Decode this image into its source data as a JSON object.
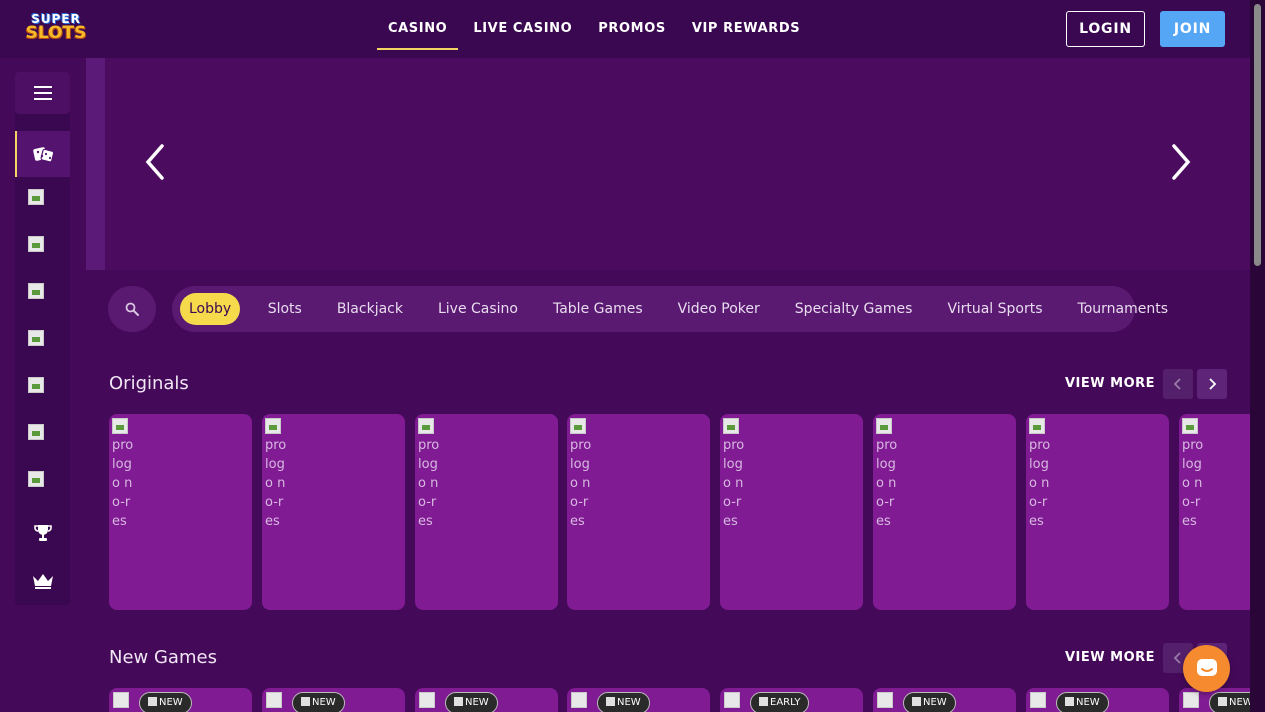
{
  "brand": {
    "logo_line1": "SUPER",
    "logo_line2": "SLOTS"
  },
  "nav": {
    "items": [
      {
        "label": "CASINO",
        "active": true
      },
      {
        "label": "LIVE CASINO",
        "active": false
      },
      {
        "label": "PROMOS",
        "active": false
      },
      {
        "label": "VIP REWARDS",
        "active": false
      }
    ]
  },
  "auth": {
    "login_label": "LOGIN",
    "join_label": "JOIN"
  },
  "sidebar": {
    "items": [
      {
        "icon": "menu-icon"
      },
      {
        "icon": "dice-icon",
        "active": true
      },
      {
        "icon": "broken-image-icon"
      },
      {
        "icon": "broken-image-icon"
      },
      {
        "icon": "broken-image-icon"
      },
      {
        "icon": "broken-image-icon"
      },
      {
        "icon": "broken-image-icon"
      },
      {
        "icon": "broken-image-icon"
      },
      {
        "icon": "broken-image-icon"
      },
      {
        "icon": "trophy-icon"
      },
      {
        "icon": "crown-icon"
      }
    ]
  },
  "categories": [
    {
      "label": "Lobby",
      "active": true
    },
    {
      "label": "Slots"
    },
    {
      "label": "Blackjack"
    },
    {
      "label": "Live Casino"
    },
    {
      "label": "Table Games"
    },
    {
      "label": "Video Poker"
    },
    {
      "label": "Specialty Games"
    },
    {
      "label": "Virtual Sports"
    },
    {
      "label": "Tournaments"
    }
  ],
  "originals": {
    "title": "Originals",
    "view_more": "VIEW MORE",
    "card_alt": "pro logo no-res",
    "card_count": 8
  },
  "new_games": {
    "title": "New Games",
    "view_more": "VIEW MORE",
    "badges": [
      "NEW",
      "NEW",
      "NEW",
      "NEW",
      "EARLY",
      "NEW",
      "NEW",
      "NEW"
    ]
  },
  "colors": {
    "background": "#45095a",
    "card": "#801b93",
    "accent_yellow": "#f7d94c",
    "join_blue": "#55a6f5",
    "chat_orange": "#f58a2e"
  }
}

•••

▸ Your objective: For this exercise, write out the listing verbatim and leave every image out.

▸ Written solution:
Decode this image into its source data as a JSON object.
{
  "brand": {
    "logo_line1": "SUPER",
    "logo_line2": "SLOTS"
  },
  "nav": {
    "items": [
      {
        "label": "CASINO",
        "active": true
      },
      {
        "label": "LIVE CASINO",
        "active": false
      },
      {
        "label": "PROMOS",
        "active": false
      },
      {
        "label": "VIP REWARDS",
        "active": false
      }
    ]
  },
  "auth": {
    "login_label": "LOGIN",
    "join_label": "JOIN"
  },
  "sidebar": {
    "items": [
      {
        "icon": "menu-icon"
      },
      {
        "icon": "dice-icon",
        "active": true
      },
      {
        "icon": "broken-image-icon"
      },
      {
        "icon": "broken-image-icon"
      },
      {
        "icon": "broken-image-icon"
      },
      {
        "icon": "broken-image-icon"
      },
      {
        "icon": "broken-image-icon"
      },
      {
        "icon": "broken-image-icon"
      },
      {
        "icon": "broken-image-icon"
      },
      {
        "icon": "trophy-icon"
      },
      {
        "icon": "crown-icon"
      }
    ]
  },
  "categories": [
    {
      "label": "Lobby",
      "active": true
    },
    {
      "label": "Slots"
    },
    {
      "label": "Blackjack"
    },
    {
      "label": "Live Casino"
    },
    {
      "label": "Table Games"
    },
    {
      "label": "Video Poker"
    },
    {
      "label": "Specialty Games"
    },
    {
      "label": "Virtual Sports"
    },
    {
      "label": "Tournaments"
    }
  ],
  "originals": {
    "title": "Originals",
    "view_more": "VIEW MORE",
    "card_alt": "pro logo no-res",
    "card_count": 8
  },
  "new_games": {
    "title": "New Games",
    "view_more": "VIEW MORE",
    "badges": [
      "NEW",
      "NEW",
      "NEW",
      "NEW",
      "EARLY",
      "NEW",
      "NEW",
      "NEW"
    ]
  },
  "colors": {
    "background": "#45095a",
    "card": "#801b93",
    "accent_yellow": "#f7d94c",
    "join_blue": "#55a6f5",
    "chat_orange": "#f58a2e"
  }
}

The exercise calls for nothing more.